Whistler’s Ashley McMillan has long been known as one of the resort’s top distance runners, but now he’s looking to add swimming and cycling to his résumé as well.
McMillan has spent much of the past year adapting his training focus to prepare for his first Ironman triathlon, as he’ll be on the start line for the 31st edition of Ironman Canada when it comes to Whistler for the first time on Aug. 25.
“I kind of got egged on: ‘Surely you’re doing that; surely that’s the kind of thing you’d be doing,’” McMillan said of the reaction from friends when it was announced Whistler was the event’s new host. “The Penticton one was never really on my calendar, but now it’s in my backyard, so it was a no-brainer.
“I’d already signed up for the six-day TransRockies stage race in Colorado that happened to be the week before, and my question was, ‘Can I do both? Is it humanly possible to do both?’ I had to cancel the TransRockies one — a bit of common sense there.”

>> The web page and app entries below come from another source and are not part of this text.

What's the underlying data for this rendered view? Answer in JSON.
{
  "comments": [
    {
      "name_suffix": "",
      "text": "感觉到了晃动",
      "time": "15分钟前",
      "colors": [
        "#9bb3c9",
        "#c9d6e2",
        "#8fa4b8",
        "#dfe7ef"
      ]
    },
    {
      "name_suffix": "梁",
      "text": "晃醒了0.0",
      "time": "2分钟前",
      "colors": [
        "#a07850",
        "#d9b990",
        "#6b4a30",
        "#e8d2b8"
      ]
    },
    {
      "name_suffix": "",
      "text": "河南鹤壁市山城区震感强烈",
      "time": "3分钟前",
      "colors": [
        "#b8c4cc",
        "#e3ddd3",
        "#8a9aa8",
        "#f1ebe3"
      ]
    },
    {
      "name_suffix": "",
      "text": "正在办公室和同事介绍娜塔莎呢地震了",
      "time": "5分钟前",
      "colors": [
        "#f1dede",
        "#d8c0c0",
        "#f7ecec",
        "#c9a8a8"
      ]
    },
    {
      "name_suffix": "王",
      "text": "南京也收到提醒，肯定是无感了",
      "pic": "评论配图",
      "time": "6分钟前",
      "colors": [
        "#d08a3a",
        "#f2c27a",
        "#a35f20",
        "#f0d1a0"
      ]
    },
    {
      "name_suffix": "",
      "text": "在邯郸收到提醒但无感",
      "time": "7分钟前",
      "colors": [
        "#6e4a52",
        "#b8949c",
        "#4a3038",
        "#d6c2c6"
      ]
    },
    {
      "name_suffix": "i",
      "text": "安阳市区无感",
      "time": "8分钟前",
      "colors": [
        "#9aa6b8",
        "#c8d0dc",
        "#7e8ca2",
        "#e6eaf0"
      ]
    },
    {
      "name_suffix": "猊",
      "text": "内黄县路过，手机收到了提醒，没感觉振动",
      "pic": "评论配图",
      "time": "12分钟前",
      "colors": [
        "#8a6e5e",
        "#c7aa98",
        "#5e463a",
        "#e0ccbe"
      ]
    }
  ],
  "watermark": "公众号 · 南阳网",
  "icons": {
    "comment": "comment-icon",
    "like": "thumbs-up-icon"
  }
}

While pounding the pavement is something McMillan has found success with over the years — a Top-20 finish in this year’s BMO Vancouver Marathon one of the more recent examples — working the other two disciplines into his regimen has been a bit of an adjustment for the 39-year-old.
“The amount of running miles have been cut down drastically, which is very unusual for me and that’s something that I’ve had to get used to, to be quite honest,” said the U.K. native. “But having said that, because I’m not beating myself up day in and day out, it’s a little easier going in some respects — hence the marathon I did earlier this year … I’m actually feeling a lot stronger from the (triathlon) training.”
McMillan was a competitive swimmer growing up and said he’s thankful to have that experience in his back pocket. But if there’s one area he expects to pose the biggest challenge on race day, it’s on the bike. Though he’s spent some time mountain biking in the past, he described road cycling as “a whole different animal.”
“My biggest challenge is that I’m 155 pounds, soaking wet,” he said. “The big guys always seem to get the better of me on the flats when they can power ahead, but thankfully most of them can’t climb.”
McMillan does have a little bit of past experience with triathlon and has entered a few this summer, including a half-Iron distance race, in the lead-up to Aug. 25. That’s helped him get a feel for transitions again and helped him gain a sense of his race plan.
“I’m confident … that I can get back in and start attacking some of the field again on the run so long as I don’t ruin myself on the bike,” he said.
McMillan said he’s anticipating the Whistler course to be difficult and the race times to be slower compared to most Ironman events, so he’s been adjusting his finish time goal accordingly.
“It’ll be what it’ll be, but I think ultimately if I can have a good swim, a decent bike and come in strong with a good, solid run — I’ve run a sub-2:40 marathon, so if I can run anything remotely close to a 3:15 after all that, I’ll probably be ecstatic,” he said. “I’m thinking around the 10-hour-ish mark, but we’ll see how it goes.”
Once the first edition of Ironman Canada staged in Whistler wraps up, McMillan won’t have completely made the switch to being a full-time triathlete, but expects he’ll dabble in some more triathlon races down the road.
“I certainly think the running is always going to be there,” he said. “I definitely will keep up some tri work in the future. I wouldn’t mind going out and maybe do a half next year. I’d like to get a little more competitive on the bike, give it a crack and see what I’ve really got. But it’s never going to go away, the running.”